GIVEN INFORMATION:
□ □ □ □ □

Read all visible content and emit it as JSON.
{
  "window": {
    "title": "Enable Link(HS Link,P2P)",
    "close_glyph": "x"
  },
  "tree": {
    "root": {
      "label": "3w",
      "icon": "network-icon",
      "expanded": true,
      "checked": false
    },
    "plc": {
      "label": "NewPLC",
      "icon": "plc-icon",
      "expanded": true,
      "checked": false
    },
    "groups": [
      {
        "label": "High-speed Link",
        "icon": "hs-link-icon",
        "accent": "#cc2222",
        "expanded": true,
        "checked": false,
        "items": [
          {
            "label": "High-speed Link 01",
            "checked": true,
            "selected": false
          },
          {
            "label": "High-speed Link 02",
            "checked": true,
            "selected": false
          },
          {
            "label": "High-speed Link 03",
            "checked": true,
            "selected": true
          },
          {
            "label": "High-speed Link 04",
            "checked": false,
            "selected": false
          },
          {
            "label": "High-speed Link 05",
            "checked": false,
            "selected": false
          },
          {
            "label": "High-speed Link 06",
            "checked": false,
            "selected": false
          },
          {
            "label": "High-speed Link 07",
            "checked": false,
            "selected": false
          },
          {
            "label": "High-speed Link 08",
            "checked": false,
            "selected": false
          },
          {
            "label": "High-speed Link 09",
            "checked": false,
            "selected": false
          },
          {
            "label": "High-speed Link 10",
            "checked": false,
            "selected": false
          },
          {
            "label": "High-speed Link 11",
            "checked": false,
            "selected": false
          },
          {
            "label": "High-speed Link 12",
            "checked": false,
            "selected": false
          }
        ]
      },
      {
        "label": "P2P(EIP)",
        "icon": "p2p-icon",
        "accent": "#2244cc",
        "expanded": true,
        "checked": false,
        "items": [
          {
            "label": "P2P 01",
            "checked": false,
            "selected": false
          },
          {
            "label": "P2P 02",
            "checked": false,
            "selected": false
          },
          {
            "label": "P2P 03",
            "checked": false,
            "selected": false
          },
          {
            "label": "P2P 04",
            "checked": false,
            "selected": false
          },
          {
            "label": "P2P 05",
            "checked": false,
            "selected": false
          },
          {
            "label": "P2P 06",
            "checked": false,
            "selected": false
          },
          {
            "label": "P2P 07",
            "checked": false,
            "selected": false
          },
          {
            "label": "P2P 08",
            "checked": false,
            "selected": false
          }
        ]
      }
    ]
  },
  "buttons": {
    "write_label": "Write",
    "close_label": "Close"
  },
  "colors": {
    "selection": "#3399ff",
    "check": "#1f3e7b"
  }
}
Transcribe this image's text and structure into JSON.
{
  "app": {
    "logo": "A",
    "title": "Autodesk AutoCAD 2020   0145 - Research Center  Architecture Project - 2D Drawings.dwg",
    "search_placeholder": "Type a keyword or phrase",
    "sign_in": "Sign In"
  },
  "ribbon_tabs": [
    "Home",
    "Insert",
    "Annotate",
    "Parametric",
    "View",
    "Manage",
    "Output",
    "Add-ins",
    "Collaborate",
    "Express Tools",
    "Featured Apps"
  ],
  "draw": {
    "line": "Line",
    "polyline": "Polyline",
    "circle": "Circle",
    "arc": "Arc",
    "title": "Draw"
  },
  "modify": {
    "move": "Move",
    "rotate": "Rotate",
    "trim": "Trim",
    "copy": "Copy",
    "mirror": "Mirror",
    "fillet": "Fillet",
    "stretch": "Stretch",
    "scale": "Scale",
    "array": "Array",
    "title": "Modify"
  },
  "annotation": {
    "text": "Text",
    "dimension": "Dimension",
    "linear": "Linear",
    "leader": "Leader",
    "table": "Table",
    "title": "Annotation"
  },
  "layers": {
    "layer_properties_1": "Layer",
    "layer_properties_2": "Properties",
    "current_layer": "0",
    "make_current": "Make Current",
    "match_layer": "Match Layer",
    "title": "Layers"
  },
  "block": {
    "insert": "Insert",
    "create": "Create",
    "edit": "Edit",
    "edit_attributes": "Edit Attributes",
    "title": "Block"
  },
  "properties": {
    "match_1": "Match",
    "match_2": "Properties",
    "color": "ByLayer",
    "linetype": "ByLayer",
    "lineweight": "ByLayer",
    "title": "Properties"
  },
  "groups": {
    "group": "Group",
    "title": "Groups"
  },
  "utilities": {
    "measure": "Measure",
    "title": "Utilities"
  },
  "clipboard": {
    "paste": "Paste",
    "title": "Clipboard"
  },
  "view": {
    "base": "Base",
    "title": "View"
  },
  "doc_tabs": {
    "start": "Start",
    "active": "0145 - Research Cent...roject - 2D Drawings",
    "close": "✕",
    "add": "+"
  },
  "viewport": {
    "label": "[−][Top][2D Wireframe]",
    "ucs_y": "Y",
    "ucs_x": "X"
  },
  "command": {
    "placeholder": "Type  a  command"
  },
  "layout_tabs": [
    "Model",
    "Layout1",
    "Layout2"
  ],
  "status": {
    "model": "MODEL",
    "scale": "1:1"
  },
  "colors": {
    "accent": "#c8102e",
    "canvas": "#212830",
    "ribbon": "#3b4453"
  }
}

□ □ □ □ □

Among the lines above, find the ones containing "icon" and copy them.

RESPONSE:
      "icon": "network-icon",
      "icon": "plc-icon",
        "icon": "hs-link-icon",
        "icon": "p2p-icon",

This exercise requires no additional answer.